Matt Smith has been buying director at Naked Wines since May 2021. He worked his way up from a Majestic store manager back in the early 00s, via stints at Waitrose, Bibendum, and Berry Bros & Rudd, to take his current role at the subscription-based ecommerce platform that is Naked Wines.
While the corporate-level public company news plays out through regulatory announcements, Smith‘s focus is the customers. We’re talking at the company’s portfolio tasting in London, where he’s keen to highlight new wines as well as good value classics.
“We did a range review about a year ago – Naked’s an interesting business because of the way it works with the winemakers – it’s quite collaborative. Winemakers have come up with wines that they think are great and we’ve bought them – that’s really cool because that gets loads of customer engagement and things can go off in random directions that you might not see in other places. But it can also make the range untidy if you’re not careful.

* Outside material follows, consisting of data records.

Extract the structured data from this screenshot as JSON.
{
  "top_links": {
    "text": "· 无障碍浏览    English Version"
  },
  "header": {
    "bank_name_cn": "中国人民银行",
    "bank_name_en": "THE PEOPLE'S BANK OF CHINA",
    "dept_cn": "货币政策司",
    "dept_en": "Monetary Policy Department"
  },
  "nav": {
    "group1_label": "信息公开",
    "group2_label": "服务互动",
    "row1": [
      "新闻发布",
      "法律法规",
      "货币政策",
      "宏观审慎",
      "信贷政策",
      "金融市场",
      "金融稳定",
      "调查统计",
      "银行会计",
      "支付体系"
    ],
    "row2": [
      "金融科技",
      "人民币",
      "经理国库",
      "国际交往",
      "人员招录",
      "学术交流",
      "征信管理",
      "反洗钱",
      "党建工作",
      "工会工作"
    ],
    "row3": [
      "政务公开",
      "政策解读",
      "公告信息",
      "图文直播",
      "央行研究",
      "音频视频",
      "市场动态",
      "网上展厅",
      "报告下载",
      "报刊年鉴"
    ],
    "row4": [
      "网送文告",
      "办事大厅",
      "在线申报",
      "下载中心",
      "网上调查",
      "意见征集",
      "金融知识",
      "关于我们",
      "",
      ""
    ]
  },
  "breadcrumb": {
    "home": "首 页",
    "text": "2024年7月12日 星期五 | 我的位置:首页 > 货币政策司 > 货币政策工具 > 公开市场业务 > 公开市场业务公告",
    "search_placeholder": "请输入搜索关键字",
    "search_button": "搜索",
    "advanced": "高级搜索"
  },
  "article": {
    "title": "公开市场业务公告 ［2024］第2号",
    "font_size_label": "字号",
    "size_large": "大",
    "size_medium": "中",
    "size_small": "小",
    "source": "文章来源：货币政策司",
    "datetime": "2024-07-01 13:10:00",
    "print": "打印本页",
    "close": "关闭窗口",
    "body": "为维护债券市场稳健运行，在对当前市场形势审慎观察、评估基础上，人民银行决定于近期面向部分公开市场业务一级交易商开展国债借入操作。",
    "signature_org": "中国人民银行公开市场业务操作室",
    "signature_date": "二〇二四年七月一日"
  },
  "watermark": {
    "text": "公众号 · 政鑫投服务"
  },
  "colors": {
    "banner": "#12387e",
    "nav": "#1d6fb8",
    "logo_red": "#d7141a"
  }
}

You might find three Petit Verdots from Argentina, for example.”
Smith says Naked did some customer research and while the feedback was largely positive, drinkers said the breadth of range wasn’t as good as some of its competitors – especially when it came to Old World wines. In terms of competition, he mentions the likes of The Wine Society, Laithwaites and Waitrose Cellars.
“So, I feel like we’ve done something slightly at odds with what other retailers are doing – we’ve looked to increase our range a bit. We’ve bought in quite a few new Bordeaux wines, a new producer from Alsace, quite a few wines from Germany and Italy – including Custoza Bianca, which is slightly under the radar.”
Aside from balancing out the range, what consumer trends do these wines help Naked address?
Smith says that in order to achieve sustainable growth, Naked has to answer the needs of a broader set of consumers.
“And one of these sets would be more traditional consumers,” he explains. “I think generally consumers expecting to see more traditional appellations represented may not have been able to find them.”
Aside from introducing more traditional offerings, Smith says the company also engages its subscribers – which number around 350,000 – to ask them what kind of wines they would like to see on the site.
“The customers can talk to winemakers, they can message each other, they can set up groups together – it’s like social media. And we email them quite regularly – not with a hard sell – it could be about anything – a sustainability initiative, a charitable initiative… We asked them where we should go and explore to find new wines.
“We got a huge amount of engagement back and we were able to pick out some interesting patterns – lots of people saying they were interested in wines from Georgia, so Ray [O’Connor MW, wine director] has done quite a lot of work – he did a road trip with lots of pictures on Instagram and the website. We got loads of customer engagement through that.”
Smith tells similar stories for Germany and Greece, and he says “the beauty of it” is that customers are invested in the process because they have been a part of it.
“They follow you, they can follow the winemaker and then they are notified when the wine comes in.”
When it comes to talking about what’s falling out of favour, in terms of grape varieties or countries of origin, Smith says traditional New World, such as old-style Aussie Shiraz and “some South American wines”.
While he acknowledges there are consumers that want these wines, he says Naked isn’t looking to grow that part of the portfolio, as “it’s already covered”.
The red partner to the Custoza Bianca is a Bardolino – a light, fresh and unoaked wine at 13% abv. Smith says lowering ABV is important.
“It’s a slightly generational thing,” he says of lower abvs. “I think the older, more traditional customers are still not so worried about that kind of thing. But as younger consumers come through, they are focused on that, just as they’re focused on ingredients in their food. I think it is part of that conversation.”
It’s impossible to do an interview in the current climate without talking about both the supply chain and the cost-of-living crisis. And, unfortunately, how the two are pushing up prices.
Smith says it’s a “shaky and uncertain time”, and the “shape of things hasn’t been borne out in data yet”.
“Everyone is trying to second guess what will happen. The cost-of-living crisis coupled with large inflation in the supply chain is a double whammy for us. We’ve seen a huge amount of cost increase in shipping, fuel surcharges – just like everyone has.”
He also mentions energy surcharges at glass plants and glass availability.
“We’ve worked to support our winemakers – we’ve haven’t said ‘we agreed pricing, tough luck’. I suspect there would have been some of that pressure elsewhere in the market.”
What this means is that around 15% of the range has gone up in price this year.
“We no longer do £6.99 as a price point, just to put that into context,” he says, pointing to £7.99 as the new entry price.
For Smith and Naked, the “sweet spot” for wine is £9-12, which Smith explains represents a kind of “equilibrium” in terms of duty, VAT and the value of the liquid in a glass bottle.
“When I started, we wanted to premiumise the range. We won’t step back from the sweet spot, but we will need to reflect on the range as things progress. We’ll do it the Naked way – look at unusual places to find value.” He points over to the tasting table and a Pinot Grigio from Moldova, which “punches so above its weight” for £7.99.
“And because we engage our customers in those decisions, we get a bit more buy-in than when a supermarket might put a wine on the shelf from some unusual country. That’s our USP.”